(DATA SHOWN begins)

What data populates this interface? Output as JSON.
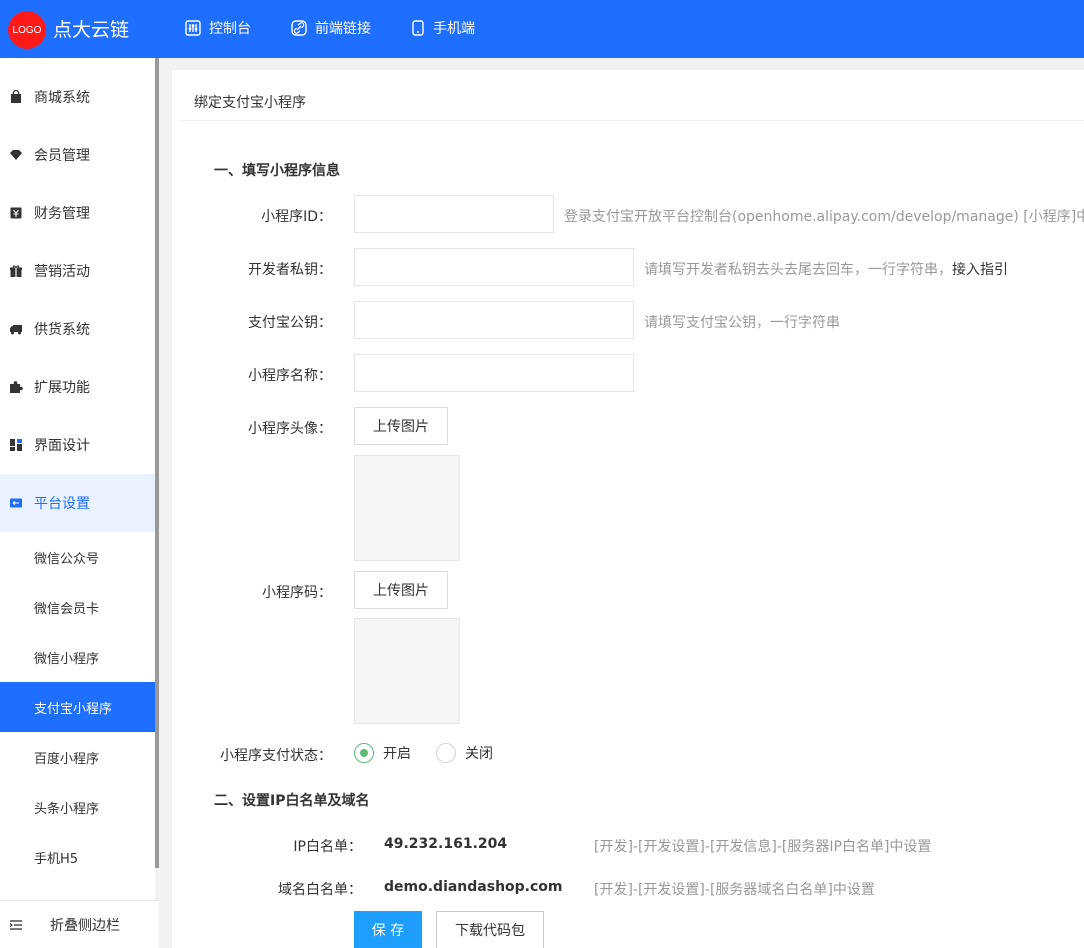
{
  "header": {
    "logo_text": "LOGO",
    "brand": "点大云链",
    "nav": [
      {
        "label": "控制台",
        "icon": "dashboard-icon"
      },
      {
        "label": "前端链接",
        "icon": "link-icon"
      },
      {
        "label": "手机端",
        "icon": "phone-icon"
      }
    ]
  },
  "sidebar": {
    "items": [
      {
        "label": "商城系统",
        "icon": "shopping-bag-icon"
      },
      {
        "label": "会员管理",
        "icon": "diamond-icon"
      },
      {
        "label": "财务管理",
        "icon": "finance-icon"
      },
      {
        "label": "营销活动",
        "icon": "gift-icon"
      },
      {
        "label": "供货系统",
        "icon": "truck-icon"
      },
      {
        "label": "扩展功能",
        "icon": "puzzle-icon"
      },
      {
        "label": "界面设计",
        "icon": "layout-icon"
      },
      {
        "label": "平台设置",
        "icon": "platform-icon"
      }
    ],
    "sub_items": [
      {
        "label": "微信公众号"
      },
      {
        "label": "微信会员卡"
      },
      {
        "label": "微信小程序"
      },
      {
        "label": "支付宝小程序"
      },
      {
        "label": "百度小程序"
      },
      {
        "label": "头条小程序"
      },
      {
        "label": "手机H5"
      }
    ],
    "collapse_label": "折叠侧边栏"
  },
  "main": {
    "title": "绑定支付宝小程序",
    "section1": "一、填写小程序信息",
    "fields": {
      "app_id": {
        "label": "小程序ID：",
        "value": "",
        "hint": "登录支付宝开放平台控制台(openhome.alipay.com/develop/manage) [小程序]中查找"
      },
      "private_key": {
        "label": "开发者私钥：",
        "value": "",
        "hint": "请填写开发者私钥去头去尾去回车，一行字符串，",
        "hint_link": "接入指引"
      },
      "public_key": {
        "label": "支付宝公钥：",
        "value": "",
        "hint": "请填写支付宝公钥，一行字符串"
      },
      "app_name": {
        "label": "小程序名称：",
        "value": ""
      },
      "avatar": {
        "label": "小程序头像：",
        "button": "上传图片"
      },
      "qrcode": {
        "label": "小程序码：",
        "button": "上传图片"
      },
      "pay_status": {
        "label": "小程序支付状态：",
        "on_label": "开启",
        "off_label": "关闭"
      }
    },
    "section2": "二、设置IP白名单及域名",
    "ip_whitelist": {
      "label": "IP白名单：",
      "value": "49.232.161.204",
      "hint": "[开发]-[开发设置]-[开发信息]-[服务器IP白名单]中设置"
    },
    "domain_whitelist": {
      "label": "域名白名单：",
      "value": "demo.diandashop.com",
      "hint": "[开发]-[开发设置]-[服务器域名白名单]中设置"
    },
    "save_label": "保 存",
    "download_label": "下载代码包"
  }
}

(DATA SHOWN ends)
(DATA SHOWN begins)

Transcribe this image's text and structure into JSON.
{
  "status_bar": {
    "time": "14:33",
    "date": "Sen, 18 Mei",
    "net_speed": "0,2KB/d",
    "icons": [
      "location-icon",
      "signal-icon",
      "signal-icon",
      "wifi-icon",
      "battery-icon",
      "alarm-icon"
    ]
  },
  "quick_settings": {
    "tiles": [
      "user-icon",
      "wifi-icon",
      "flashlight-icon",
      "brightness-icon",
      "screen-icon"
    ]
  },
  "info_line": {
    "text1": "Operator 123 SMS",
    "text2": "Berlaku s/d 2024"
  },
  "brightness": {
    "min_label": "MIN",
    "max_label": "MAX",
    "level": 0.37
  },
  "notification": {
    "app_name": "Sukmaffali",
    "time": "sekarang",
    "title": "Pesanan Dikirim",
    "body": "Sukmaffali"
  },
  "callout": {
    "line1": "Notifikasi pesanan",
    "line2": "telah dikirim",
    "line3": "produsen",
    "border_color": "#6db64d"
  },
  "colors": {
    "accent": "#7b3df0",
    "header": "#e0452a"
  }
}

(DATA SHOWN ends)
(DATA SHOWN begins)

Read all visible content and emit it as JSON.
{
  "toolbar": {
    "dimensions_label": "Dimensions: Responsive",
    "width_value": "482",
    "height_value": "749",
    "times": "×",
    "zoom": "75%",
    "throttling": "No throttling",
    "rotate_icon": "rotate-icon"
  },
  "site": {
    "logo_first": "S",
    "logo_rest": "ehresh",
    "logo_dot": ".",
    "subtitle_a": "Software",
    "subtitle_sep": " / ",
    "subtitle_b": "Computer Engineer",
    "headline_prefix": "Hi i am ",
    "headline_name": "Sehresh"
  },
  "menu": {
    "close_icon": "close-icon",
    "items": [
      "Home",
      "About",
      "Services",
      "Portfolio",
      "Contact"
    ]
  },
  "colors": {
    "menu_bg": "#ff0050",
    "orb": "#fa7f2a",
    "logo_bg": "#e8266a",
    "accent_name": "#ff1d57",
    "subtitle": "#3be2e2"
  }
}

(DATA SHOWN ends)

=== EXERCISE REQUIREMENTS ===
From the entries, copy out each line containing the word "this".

=== RESULT ===
What data populates this interface? Output as JSON.
Transcribe this image's text and structure into JSON.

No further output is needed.